> **WHAT YOU WILL DO**
Return all the lines below exactly as written. Drop every picture.

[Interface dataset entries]
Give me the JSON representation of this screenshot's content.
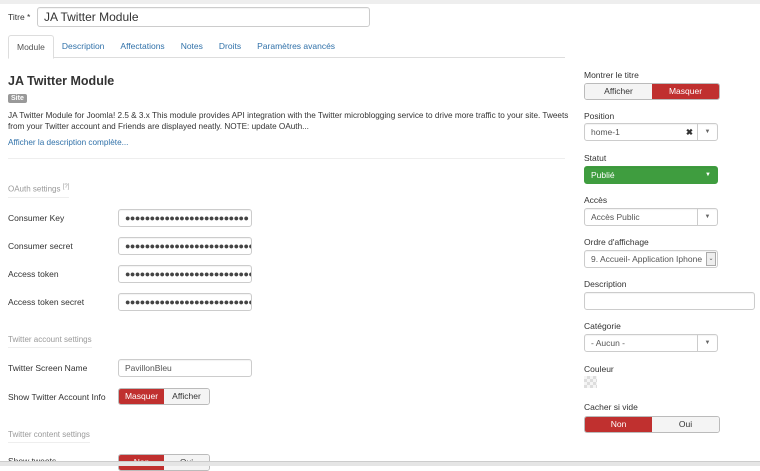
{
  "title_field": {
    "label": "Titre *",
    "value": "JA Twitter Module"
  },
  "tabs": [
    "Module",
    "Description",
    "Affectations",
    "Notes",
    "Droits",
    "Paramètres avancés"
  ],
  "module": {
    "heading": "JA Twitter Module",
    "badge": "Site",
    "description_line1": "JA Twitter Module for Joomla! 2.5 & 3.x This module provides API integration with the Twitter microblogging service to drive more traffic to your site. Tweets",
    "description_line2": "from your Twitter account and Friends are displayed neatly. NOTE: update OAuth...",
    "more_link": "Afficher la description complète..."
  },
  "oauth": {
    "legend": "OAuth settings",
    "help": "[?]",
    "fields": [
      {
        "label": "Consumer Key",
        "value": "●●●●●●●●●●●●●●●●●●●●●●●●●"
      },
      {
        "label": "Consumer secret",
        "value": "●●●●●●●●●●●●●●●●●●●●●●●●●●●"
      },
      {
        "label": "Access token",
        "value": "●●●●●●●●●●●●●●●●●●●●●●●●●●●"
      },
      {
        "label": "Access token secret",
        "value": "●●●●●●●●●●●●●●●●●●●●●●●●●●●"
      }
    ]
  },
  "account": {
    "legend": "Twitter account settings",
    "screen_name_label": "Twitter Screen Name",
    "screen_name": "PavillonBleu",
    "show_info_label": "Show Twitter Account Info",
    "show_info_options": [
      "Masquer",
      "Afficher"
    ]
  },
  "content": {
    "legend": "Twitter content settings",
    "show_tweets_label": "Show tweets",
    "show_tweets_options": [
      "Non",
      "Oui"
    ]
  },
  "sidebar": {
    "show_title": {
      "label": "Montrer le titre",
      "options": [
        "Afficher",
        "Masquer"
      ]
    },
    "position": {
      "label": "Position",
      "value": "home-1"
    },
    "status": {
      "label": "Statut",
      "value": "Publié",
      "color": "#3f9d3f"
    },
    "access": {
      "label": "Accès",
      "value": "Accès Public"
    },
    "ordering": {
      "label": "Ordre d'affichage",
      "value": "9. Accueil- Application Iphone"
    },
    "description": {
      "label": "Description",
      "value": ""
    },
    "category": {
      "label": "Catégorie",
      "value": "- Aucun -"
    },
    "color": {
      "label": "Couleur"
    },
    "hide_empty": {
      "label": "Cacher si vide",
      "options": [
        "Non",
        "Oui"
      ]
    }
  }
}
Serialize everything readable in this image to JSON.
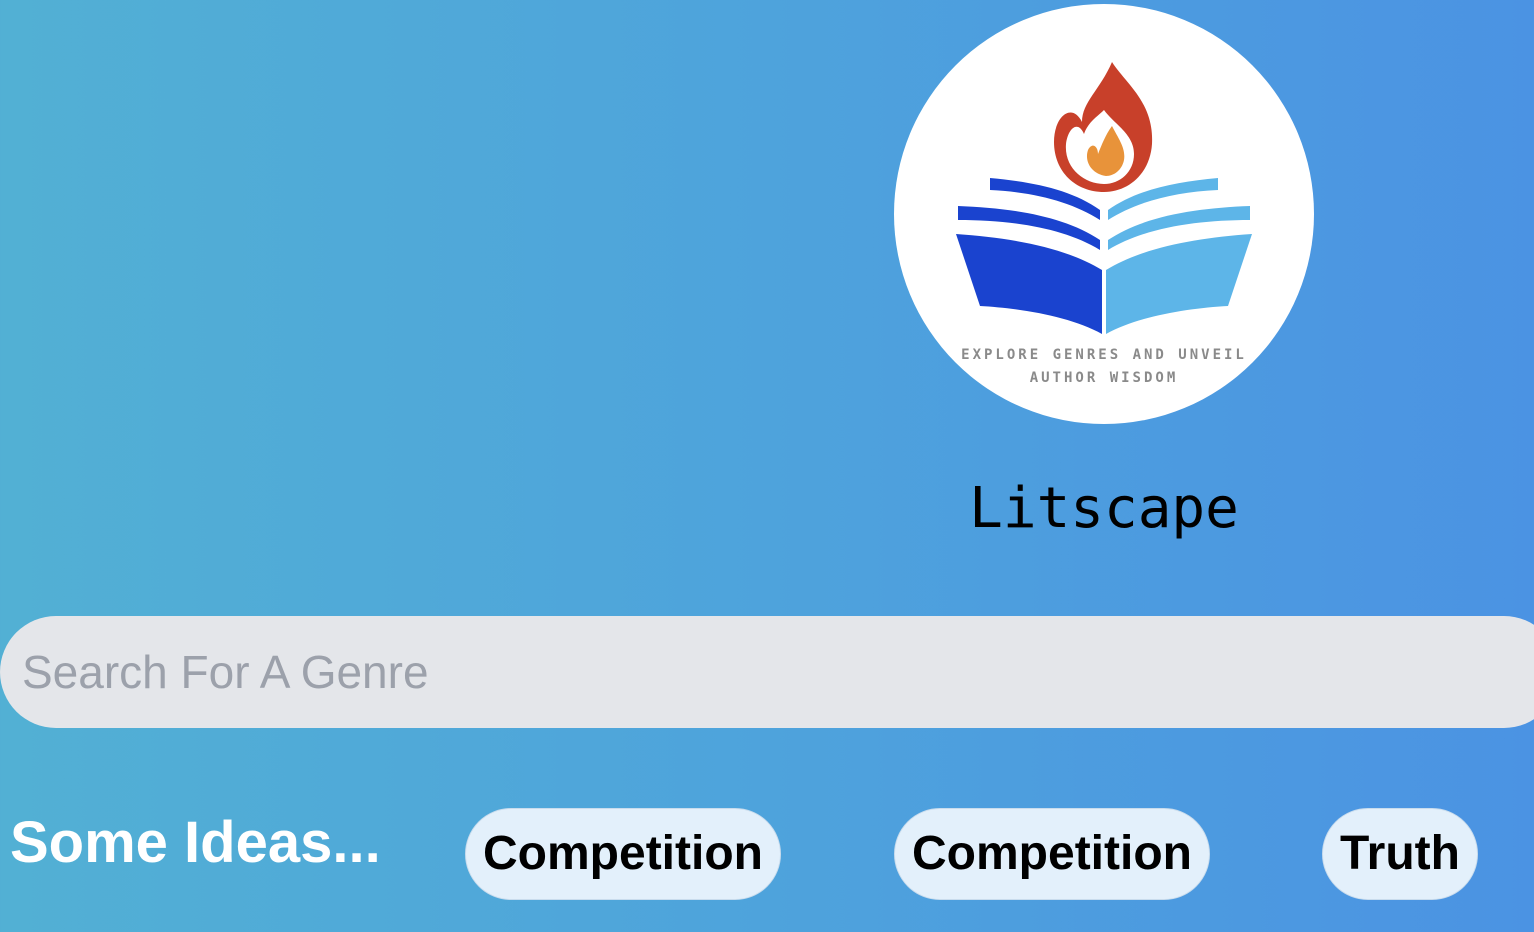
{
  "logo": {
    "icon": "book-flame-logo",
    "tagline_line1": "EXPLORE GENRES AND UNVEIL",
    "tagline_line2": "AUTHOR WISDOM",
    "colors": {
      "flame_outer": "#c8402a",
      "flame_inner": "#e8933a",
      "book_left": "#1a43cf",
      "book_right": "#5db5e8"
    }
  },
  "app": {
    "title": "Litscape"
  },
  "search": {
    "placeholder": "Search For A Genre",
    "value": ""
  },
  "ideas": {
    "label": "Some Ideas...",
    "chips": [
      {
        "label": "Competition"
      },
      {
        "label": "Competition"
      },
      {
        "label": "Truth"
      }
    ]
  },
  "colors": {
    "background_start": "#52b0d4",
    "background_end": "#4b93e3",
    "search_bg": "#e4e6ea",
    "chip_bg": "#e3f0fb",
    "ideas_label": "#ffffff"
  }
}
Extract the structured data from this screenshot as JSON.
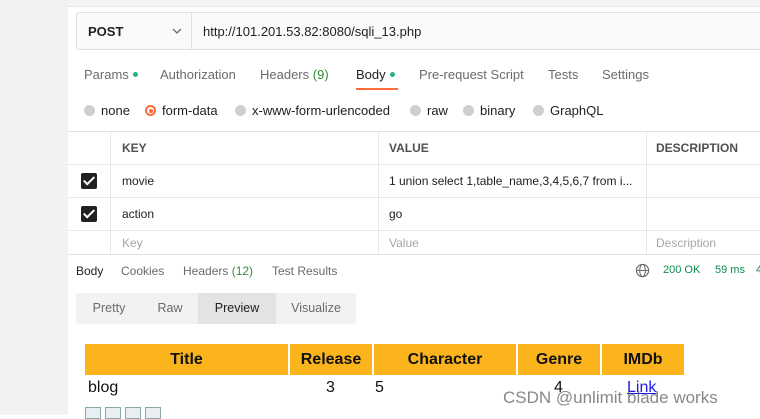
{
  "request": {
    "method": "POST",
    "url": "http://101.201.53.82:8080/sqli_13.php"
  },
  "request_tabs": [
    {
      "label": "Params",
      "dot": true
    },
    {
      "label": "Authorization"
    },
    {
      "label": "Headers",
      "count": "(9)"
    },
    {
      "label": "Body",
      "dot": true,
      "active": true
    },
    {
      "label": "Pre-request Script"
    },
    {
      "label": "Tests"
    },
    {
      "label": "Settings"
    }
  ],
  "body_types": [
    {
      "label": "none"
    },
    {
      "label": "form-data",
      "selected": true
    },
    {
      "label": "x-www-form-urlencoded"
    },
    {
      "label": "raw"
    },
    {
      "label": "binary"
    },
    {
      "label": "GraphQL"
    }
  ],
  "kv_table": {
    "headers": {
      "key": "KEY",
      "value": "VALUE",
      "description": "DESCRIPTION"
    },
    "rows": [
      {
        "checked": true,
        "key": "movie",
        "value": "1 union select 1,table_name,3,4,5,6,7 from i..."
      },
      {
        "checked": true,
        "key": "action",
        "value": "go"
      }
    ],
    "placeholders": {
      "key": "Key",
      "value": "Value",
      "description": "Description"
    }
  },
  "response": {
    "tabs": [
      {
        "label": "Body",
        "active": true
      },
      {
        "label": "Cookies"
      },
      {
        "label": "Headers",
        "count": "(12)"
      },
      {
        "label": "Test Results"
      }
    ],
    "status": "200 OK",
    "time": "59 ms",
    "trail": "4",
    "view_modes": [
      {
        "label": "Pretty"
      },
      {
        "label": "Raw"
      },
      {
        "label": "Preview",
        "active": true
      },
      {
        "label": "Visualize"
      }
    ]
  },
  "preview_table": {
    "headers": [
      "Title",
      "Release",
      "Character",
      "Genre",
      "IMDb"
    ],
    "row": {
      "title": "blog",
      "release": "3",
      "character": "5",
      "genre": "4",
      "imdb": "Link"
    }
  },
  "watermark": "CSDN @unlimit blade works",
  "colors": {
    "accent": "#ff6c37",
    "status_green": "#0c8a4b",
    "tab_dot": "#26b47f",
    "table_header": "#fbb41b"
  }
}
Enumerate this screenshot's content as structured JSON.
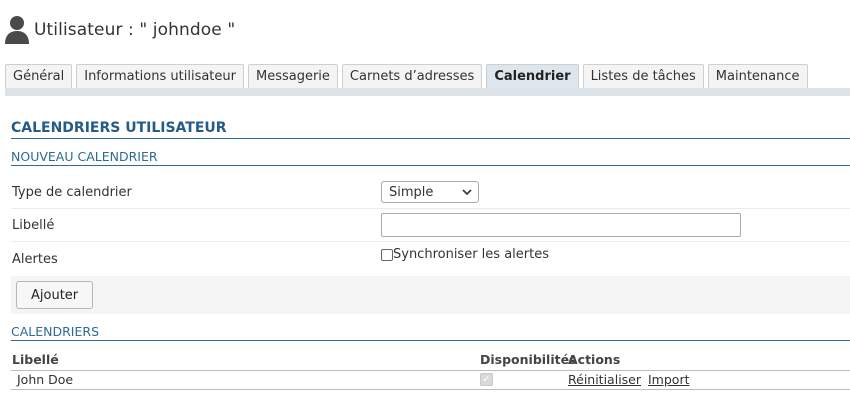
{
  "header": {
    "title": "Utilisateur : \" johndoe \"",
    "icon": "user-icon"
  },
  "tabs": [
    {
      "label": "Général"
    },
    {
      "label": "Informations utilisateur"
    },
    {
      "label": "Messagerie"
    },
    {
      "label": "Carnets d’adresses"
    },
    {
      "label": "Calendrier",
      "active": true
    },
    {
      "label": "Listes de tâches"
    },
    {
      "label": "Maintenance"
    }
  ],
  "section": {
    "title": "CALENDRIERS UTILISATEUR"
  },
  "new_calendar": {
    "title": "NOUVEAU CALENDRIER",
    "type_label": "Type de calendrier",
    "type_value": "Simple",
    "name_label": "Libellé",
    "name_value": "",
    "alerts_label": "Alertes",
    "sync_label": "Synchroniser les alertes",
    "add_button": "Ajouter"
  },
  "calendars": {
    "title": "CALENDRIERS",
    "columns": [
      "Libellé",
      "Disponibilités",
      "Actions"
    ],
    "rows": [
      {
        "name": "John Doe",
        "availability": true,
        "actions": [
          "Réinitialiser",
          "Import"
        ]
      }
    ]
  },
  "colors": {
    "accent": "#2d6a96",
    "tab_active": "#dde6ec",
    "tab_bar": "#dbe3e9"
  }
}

> **REPLY**
Give me the JSON representation of this screenshot's content.
{
  "title_field": {
    "label": "Titre *",
    "value": "JA Twitter Module"
  },
  "tabs": [
    "Module",
    "Description",
    "Affectations",
    "Notes",
    "Droits",
    "Paramètres avancés"
  ],
  "module": {
    "heading": "JA Twitter Module",
    "badge": "Site",
    "description_line1": "JA Twitter Module for Joomla! 2.5 & 3.x This module provides API integration with the Twitter microblogging service to drive more traffic to your site. Tweets",
    "description_line2": "from your Twitter account and Friends are displayed neatly. NOTE: update OAuth...",
    "more_link": "Afficher la description complète..."
  },
  "oauth": {
    "legend": "OAuth settings",
    "help": "[?]",
    "fields": [
      {
        "label": "Consumer Key",
        "value": "●●●●●●●●●●●●●●●●●●●●●●●●●"
      },
      {
        "label": "Consumer secret",
        "value": "●●●●●●●●●●●●●●●●●●●●●●●●●●●"
      },
      {
        "label": "Access token",
        "value": "●●●●●●●●●●●●●●●●●●●●●●●●●●●"
      },
      {
        "label": "Access token secret",
        "value": "●●●●●●●●●●●●●●●●●●●●●●●●●●●"
      }
    ]
  },
  "account": {
    "legend": "Twitter account settings",
    "screen_name_label": "Twitter Screen Name",
    "screen_name": "PavillonBleu",
    "show_info_label": "Show Twitter Account Info",
    "show_info_options": [
      "Masquer",
      "Afficher"
    ]
  },
  "content": {
    "legend": "Twitter content settings",
    "show_tweets_label": "Show tweets",
    "show_tweets_options": [
      "Non",
      "Oui"
    ]
  },
  "sidebar": {
    "show_title": {
      "label": "Montrer le titre",
      "options": [
        "Afficher",
        "Masquer"
      ]
    },
    "position": {
      "label": "Position",
      "value": "home-1"
    },
    "status": {
      "label": "Statut",
      "value": "Publié",
      "color": "#3f9d3f"
    },
    "access": {
      "label": "Accès",
      "value": "Accès Public"
    },
    "ordering": {
      "label": "Ordre d'affichage",
      "value": "9. Accueil- Application Iphone"
    },
    "description": {
      "label": "Description",
      "value": ""
    },
    "category": {
      "label": "Catégorie",
      "value": "- Aucun -"
    },
    "color": {
      "label": "Couleur"
    },
    "hide_empty": {
      "label": "Cacher si vide",
      "options": [
        "Non",
        "Oui"
      ]
    }
  }
}
Serialize everything readable in this image to JSON.
{
  "logo": {
    "icon": "book-flame-logo",
    "tagline_line1": "EXPLORE GENRES AND UNVEIL",
    "tagline_line2": "AUTHOR WISDOM",
    "colors": {
      "flame_outer": "#c8402a",
      "flame_inner": "#e8933a",
      "book_left": "#1a43cf",
      "book_right": "#5db5e8"
    }
  },
  "app": {
    "title": "Litscape"
  },
  "search": {
    "placeholder": "Search For A Genre",
    "value": ""
  },
  "ideas": {
    "label": "Some Ideas...",
    "chips": [
      {
        "label": "Competition"
      },
      {
        "label": "Competition"
      },
      {
        "label": "Truth"
      }
    ]
  },
  "colors": {
    "background_start": "#52b0d4",
    "background_end": "#4b93e3",
    "search_bg": "#e4e6ea",
    "chip_bg": "#e3f0fb",
    "ideas_label": "#ffffff"
  }
}
Extract the structured data from this screenshot as JSON.
{
  "request": {
    "method": "POST",
    "url": "http://101.201.53.82:8080/sqli_13.php"
  },
  "request_tabs": [
    {
      "label": "Params",
      "dot": true
    },
    {
      "label": "Authorization"
    },
    {
      "label": "Headers",
      "count": "(9)"
    },
    {
      "label": "Body",
      "dot": true,
      "active": true
    },
    {
      "label": "Pre-request Script"
    },
    {
      "label": "Tests"
    },
    {
      "label": "Settings"
    }
  ],
  "body_types": [
    {
      "label": "none"
    },
    {
      "label": "form-data",
      "selected": true
    },
    {
      "label": "x-www-form-urlencoded"
    },
    {
      "label": "raw"
    },
    {
      "label": "binary"
    },
    {
      "label": "GraphQL"
    }
  ],
  "kv_table": {
    "headers": {
      "key": "KEY",
      "value": "VALUE",
      "description": "DESCRIPTION"
    },
    "rows": [
      {
        "checked": true,
        "key": "movie",
        "value": "1 union select 1,table_name,3,4,5,6,7 from i..."
      },
      {
        "checked": true,
        "key": "action",
        "value": "go"
      }
    ],
    "placeholders": {
      "key": "Key",
      "value": "Value",
      "description": "Description"
    }
  },
  "response": {
    "tabs": [
      {
        "label": "Body",
        "active": true
      },
      {
        "label": "Cookies"
      },
      {
        "label": "Headers",
        "count": "(12)"
      },
      {
        "label": "Test Results"
      }
    ],
    "status": "200 OK",
    "time": "59 ms",
    "trail": "4",
    "view_modes": [
      {
        "label": "Pretty"
      },
      {
        "label": "Raw"
      },
      {
        "label": "Preview",
        "active": true
      },
      {
        "label": "Visualize"
      }
    ]
  },
  "preview_table": {
    "headers": [
      "Title",
      "Release",
      "Character",
      "Genre",
      "IMDb"
    ],
    "row": {
      "title": "blog",
      "release": "3",
      "character": "5",
      "genre": "4",
      "imdb": "Link"
    }
  },
  "watermark": "CSDN @unlimit blade works",
  "colors": {
    "accent": "#ff6c37",
    "status_green": "#0c8a4b",
    "tab_dot": "#26b47f",
    "table_header": "#fbb41b"
  }
}
Enumerate this screenshot's content as structured JSON.
{
  "header": {
    "title": "Utilisateur : \" johndoe \"",
    "icon": "user-icon"
  },
  "tabs": [
    {
      "label": "Général"
    },
    {
      "label": "Informations utilisateur"
    },
    {
      "label": "Messagerie"
    },
    {
      "label": "Carnets d’adresses"
    },
    {
      "label": "Calendrier",
      "active": true
    },
    {
      "label": "Listes de tâches"
    },
    {
      "label": "Maintenance"
    }
  ],
  "section": {
    "title": "CALENDRIERS UTILISATEUR"
  },
  "new_calendar": {
    "title": "NOUVEAU CALENDRIER",
    "type_label": "Type de calendrier",
    "type_value": "Simple",
    "name_label": "Libellé",
    "name_value": "",
    "alerts_label": "Alertes",
    "sync_label": "Synchroniser les alertes",
    "add_button": "Ajouter"
  },
  "calendars": {
    "title": "CALENDRIERS",
    "columns": [
      "Libellé",
      "Disponibilités",
      "Actions"
    ],
    "rows": [
      {
        "name": "John Doe",
        "availability": true,
        "actions": [
          "Réinitialiser",
          "Import"
        ]
      }
    ]
  },
  "colors": {
    "accent": "#2d6a96",
    "tab_active": "#dde6ec",
    "tab_bar": "#dbe3e9"
  }
}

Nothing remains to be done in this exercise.